10,000 simulations based on different measurements were tested and SpareRoom and data science consultant Caroline Zunckel PhD produced an equation and methodology explaining how Ross could have moved the couch into his flat - if he only thought to tilt it at precise points on the stairwell.  The killer equation Ross needed to get his couch around the corner and up the stairs:

Angle of vertical tilt (T) = 44.15064 -11.94274xWS (Width of the Stairwell) + 8.69119xWC (Width of the Couch) + 3.65961xLC (Length of the Couch)

A simplified illustration of the Friends solution can be viewed HERE

The Friends solution

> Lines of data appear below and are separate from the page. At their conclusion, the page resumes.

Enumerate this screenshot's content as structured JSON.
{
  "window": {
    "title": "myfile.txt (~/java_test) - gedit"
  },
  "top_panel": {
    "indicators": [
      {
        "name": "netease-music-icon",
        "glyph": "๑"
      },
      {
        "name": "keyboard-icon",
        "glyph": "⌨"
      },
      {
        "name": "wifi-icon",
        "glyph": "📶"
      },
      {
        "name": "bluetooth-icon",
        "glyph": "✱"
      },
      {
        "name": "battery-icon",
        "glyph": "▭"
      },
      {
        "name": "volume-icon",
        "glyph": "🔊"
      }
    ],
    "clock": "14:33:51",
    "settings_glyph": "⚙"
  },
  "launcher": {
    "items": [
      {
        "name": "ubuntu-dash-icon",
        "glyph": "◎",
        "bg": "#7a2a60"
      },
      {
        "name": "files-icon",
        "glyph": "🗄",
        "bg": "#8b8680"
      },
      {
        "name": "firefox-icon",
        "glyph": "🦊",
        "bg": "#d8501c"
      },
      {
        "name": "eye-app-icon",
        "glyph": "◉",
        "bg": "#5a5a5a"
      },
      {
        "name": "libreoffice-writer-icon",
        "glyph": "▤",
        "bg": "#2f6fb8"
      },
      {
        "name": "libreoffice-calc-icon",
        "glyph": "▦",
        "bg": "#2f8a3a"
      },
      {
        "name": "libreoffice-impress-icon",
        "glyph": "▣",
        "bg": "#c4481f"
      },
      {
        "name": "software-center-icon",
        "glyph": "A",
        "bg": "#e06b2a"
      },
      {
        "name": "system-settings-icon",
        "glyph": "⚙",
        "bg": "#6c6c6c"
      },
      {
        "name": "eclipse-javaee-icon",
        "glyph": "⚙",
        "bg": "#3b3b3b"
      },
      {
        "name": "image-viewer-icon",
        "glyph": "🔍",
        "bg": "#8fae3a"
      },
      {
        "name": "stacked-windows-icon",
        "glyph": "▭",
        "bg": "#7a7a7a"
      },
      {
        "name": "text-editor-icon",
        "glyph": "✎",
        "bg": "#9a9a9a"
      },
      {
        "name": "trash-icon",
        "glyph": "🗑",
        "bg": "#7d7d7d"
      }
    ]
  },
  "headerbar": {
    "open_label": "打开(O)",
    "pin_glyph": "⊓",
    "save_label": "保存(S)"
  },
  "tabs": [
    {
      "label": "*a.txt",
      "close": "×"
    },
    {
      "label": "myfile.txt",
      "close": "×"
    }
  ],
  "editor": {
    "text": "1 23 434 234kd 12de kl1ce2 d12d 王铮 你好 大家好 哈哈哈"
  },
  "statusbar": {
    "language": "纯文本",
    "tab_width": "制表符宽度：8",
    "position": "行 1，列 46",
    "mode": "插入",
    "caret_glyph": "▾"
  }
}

Step 1: First Ross should have measured the width of the stairs (WS), and the width (WC) and length (LC) of the couch.

Step 2: Ross then should have used the equation to find out the minimum angle (T) that the couch would need to be tilted upwards to move around the 90-degree corner of the stairwell.

Step 3: After carrying the couch to the corner Ross, Rachel and Chandler reach a point where they can’t move any more. When this happens Ross, Rachel and Chandler should have rested the couch against the corner. 

Step 4: Here the friends should have tilted the couch vertically towards the ceiling until the angle between the stairs and the base of the couch was greater than or equal to T. At this point the vertical length of the couch would be smaller than the horizontal length and they should have been able to successfully pivot the couch round the corner without it getting stuck.

Step 5: Once round the corner Ross, Rachel and Chandler should have moved the couch back to its original orientation and the carried it up to the flat.

To help flatmates move their furniture a little more successfully than Ross did, US removal and furniture company LiveFeather has provided top tips on what to look out for:

 1)    Measure twice, move once

The old carpenters’ saying, “measure twice, cut once” isn’t just for making furniture, it’s for moving it too. Always break out that tape measure before you break a sweat; your unscuffed walls will thank you.

2)    Get pieces that come in pieces

As annoying and headache-inducing as it might be to put furniture together (I’m still wondering where that last screw for my bed goes), it does mean that it’s easier to move around.

3)    Don’t buy everything all at once

Once you’re in a new flat, it can be tempting to go out and get every single piece of furniture you need all at once. The only problem is, furniture always takes longer to assemble than you think, so if you’d don’t get everything done, you could be stuck with no bed, no couch, and half a dresser. Borrow the air mattress your mum says is “definitely worth keeping” and build your space in stages.